WASHINGTON -- A blood test recently proven to be capable of accurately determining the sex of an unborn child as early as seven weeks' gestation could result in an increase in gender-selective abortions in the United States.
Observers have expressed concern in the wake of a study published online in August in the Journal of the American Medical Association that documented the precision of a test that can be performed much earlier than an ultrasound. It is much less invasive than amniocentesis or chorionic villus sampling. It also is much more reliable than tests that require a urine sample. In addition, it is convenient and is performed privately in a doctor's office.
The test can be utilized for such harmless purposes as determining blood type or relieving anxious curiosity, but the ease by which it is conducted can lead to ethical corruption, said bioethicist Arthur Caplan of the University of Pennsylvania.
Though many Americans believe sex-selection abortion exists only in foreign countries, there are indications the practice is gaining a hold among some groups in the United States. Chinese and Indian cultures place emphatic pressure on women to give birth to boys. While the United States does not have a coercive, one-child policy like China and its citizens are not normally concerned with producing a male heir, it appears some immigrants from such Asian countries as India and China have adopted the practice in the U.S.
A study published in the June issue of Prenatal Diagnosis discovered that in some Asian-American third pregnancies, more boys than girls are born in ratios that suggest prenatal sex selection.
In addition, although sex-selection abortion by Americans is a rare occurrence, some upper-middle-class women have expressed desires to give birth to children of a certain gender by means of in vitro fertilization. They have given multiple reasons as justification, from balancing the family to a love for everything pink and girly, wrote Sunita Puri, a resident physician at San Francisco General Hospital, in an article for the online magazine Slate.
After conducting research in China, journalist Mara Hvistendahl concluded there are similarities between what happens in China and the United States concerning sex selection.
"I actually think Americans selecting for girls is really not that different from what's happening in Asia," Hvistendahl said in an interview on National Public Radio's "Morning Edition" about her book "Unnatural Selection: Choosing Boys Over Girls, and the Consequences of a World Full of Men." "In both cases, parents are going in with preconceived notions about how the child's going to turn out, and it's really, in both places, this shift toward consumer eugenics and toward parents making small decisions over how their child's going to turn out. And, you add those decisions up and they have a big impact on society."
Steve Mosher, the Population Research Institute's executive director, believes sex-selection abortion is the "ultimate form of discrimination on the basis of sex."
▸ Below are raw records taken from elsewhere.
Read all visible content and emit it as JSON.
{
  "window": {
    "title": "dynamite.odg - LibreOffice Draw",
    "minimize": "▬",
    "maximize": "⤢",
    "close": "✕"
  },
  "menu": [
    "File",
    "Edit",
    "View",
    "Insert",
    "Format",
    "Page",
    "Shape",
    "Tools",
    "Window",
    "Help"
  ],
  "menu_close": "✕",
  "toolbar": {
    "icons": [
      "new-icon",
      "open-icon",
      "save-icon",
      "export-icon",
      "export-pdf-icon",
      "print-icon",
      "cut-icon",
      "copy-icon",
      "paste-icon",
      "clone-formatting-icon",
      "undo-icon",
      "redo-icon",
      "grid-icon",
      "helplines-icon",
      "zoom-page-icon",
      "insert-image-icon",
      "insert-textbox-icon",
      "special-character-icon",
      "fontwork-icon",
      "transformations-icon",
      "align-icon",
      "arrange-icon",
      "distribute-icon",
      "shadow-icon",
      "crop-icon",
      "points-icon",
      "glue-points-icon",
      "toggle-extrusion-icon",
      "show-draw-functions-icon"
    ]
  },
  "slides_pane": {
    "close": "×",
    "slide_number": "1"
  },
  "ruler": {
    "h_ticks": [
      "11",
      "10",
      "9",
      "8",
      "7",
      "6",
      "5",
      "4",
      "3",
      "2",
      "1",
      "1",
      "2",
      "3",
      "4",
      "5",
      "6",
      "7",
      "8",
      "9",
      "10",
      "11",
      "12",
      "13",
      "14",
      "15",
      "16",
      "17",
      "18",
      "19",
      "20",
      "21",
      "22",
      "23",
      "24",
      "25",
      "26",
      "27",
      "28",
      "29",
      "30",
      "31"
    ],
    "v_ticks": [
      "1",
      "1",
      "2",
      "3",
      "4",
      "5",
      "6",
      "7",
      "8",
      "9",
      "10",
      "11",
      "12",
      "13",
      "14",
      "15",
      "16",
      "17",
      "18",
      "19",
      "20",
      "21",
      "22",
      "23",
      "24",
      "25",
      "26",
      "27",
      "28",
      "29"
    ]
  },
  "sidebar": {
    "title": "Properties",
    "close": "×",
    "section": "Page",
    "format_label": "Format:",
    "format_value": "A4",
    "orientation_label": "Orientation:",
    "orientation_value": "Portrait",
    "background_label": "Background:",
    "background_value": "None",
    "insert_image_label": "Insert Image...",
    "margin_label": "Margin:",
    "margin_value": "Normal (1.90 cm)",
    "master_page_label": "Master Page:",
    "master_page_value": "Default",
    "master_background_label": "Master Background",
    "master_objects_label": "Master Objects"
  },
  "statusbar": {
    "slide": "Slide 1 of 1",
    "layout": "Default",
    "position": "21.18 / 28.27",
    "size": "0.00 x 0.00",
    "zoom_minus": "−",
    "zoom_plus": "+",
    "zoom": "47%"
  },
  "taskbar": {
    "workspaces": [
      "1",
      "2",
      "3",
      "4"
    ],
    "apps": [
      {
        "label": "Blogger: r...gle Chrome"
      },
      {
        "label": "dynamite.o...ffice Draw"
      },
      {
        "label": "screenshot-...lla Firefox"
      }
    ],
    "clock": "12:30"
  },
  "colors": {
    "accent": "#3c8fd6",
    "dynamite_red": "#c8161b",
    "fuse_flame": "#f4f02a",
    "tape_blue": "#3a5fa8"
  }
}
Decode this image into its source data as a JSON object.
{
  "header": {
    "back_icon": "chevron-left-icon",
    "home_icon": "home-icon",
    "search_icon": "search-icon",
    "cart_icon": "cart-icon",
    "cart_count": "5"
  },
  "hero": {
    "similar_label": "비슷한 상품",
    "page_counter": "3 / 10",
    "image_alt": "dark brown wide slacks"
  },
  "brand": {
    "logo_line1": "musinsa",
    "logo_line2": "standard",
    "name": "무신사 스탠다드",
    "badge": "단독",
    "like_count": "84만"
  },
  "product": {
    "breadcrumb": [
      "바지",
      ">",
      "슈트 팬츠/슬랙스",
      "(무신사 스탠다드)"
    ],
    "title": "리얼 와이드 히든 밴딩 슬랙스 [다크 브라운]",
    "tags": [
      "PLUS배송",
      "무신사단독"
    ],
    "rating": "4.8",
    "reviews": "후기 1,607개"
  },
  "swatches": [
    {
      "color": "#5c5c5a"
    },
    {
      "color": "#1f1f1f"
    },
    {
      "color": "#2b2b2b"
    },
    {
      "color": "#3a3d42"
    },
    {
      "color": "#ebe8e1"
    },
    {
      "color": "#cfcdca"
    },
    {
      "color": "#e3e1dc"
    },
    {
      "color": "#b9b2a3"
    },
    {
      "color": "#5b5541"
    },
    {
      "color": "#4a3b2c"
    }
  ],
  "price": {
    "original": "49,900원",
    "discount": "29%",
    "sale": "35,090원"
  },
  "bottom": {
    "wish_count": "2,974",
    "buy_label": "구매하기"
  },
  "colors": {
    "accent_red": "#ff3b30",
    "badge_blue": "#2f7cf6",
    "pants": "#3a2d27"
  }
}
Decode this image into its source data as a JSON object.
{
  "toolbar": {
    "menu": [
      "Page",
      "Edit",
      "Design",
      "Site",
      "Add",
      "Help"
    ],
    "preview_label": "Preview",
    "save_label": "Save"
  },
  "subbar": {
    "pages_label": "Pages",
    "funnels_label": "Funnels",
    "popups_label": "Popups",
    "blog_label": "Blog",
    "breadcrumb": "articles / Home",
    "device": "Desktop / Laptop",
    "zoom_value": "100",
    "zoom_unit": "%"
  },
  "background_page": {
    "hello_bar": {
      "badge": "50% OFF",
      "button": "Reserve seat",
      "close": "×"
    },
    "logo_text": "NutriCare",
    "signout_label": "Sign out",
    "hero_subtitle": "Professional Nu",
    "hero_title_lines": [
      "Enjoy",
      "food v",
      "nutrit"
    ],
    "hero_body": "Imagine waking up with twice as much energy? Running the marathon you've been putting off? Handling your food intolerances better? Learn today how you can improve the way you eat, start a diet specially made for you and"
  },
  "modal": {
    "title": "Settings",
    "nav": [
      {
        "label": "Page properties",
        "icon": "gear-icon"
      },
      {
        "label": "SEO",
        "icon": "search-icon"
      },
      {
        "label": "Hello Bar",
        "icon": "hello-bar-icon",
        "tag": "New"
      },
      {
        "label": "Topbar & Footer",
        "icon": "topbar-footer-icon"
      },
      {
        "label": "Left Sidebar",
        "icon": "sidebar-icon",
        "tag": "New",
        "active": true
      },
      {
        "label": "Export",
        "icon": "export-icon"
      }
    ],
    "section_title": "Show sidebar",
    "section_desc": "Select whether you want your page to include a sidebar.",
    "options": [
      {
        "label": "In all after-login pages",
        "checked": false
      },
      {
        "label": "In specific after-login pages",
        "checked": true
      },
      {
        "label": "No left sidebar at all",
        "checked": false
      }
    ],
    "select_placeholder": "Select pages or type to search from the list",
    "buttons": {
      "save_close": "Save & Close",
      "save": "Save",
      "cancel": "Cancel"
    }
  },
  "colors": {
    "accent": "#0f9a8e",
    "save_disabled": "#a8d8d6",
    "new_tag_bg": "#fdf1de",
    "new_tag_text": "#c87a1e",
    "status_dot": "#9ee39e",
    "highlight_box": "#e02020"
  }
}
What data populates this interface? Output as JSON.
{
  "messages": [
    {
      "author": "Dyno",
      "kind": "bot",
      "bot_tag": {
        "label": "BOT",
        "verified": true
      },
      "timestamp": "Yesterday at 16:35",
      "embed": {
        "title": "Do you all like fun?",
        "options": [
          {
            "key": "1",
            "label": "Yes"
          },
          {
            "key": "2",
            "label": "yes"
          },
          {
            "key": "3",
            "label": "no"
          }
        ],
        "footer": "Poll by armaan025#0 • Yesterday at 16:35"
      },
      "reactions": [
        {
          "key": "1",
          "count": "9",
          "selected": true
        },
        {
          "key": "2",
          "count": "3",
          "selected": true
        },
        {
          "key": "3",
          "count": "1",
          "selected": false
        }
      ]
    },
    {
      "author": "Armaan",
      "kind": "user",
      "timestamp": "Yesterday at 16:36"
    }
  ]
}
David Prentice, senior fellow for life sciences at the Family Research Council, agrees.
"This is not a matter of being able to vote or ride in a particular seat on a bus," Prentice told Baptist Press. "This is a matter of life and death."
It is estimated more than 160 million female babies worldwide since the 1970s are missing because of sex-selection abortion. A shortage of women and the societal problems that could ensue are not the only issues that the world could face with sex-selection abortion. Puri raised this question in Slate: If the parents place every hope and dream in a child merely based on his or her gender, what happens if the child falls short of these standards?
"We need to consider very much our concept of manufacturing children versus being blessed with children," Prentice said.
The idea of designer babies may have seemed in the past like a distant possibility, but the new blood test foreshadows gender preference becoming a widespread reality. Having the options of choosing eye color, skin tone and even intelligence levels are just a few of the promises scientists are making for the future creation of human life.
Some doctors say it is their duty to educate all patients about these findings, as well as provide the new blood test. Some ethicists, though, disagree.
"We are looking for every technology that will give us control over nature," C. Ben Mitchell, professor of moral philosophy at Union University in Jackson, Tenn., told BP. "In this case, it is even a lethal control. We ain't seen nothing yet as these technologies continue to be refined."
Whether sex-selection abortion will quickly become a phenomenon in the United States is a matter of opinion. With advances in technology, moral and ethical controversies will continue to surface.
Wesley Smith, senior fellow at the Discovery Institute's Center on Human Exceptionalism and a strong opponent of sex-selection abortion, believes it is each citizen's responsibility to make ethically sound choices.
"Society will rise or fall ethically by how we live our individual lives," Smith said. "In the end, that takes people doing the right thing regardless of whether doing wrong is legal."